Why do people love Contract Bridge? Because it’s so logical, elegant and strategic. And why do people love Poker? Because its surprising, risky and unpredictable. Now imagine there’s a card game that has features and benefits of Bridge and Poker. This game is called Oh Hell and you just have to give it a try.
I love trick-taking card games in which you have to win certain cards to earn points. They are popular in my part of Europe – Thousand in Poland and Ukraine, and 66 (or Schnapsen) in Germany and Austria. Both games have a common ancestor, an old game called Mariage (in Polish: Mariasz).
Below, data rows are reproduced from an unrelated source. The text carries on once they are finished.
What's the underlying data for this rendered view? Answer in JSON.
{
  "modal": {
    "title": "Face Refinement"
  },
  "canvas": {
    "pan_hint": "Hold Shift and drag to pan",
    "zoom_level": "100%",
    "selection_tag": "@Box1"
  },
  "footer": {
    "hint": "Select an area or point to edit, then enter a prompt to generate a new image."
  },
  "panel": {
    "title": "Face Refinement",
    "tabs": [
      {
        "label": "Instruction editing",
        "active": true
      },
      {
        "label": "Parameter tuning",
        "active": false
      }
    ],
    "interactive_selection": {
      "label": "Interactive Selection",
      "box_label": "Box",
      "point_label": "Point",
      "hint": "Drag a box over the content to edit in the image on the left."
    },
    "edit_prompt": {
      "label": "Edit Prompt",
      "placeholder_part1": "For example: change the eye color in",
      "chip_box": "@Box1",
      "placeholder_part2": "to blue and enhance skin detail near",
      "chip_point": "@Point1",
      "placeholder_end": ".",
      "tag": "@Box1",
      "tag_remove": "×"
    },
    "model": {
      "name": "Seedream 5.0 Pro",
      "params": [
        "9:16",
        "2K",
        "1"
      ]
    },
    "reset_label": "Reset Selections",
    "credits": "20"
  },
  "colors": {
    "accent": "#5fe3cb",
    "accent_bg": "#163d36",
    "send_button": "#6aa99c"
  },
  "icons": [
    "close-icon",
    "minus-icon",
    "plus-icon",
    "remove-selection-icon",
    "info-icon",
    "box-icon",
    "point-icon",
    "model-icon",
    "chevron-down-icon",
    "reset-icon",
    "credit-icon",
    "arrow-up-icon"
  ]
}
I like to point out presence of games in the literature. I have already described Whist, noble game loved by Phileas Fogg from the Jules Verne’s novel. Today, I would like to present you the game of Ecarte, which occurs in books about Sherlock Holmes and not only there.
If you read Jules Verne’s book “Around the World in Eighty Days” (or if you seen film based on this novel) you probably remember Phileas Fogg – the main character, rich and generally remarkable man who had one passion. He loved to play Whist.
What the heck is Whist? From the book you can easily guess this is a card game, but… what this game really is? Why it was so good for man like Phileas Fogg? Is it really intellectual challenge?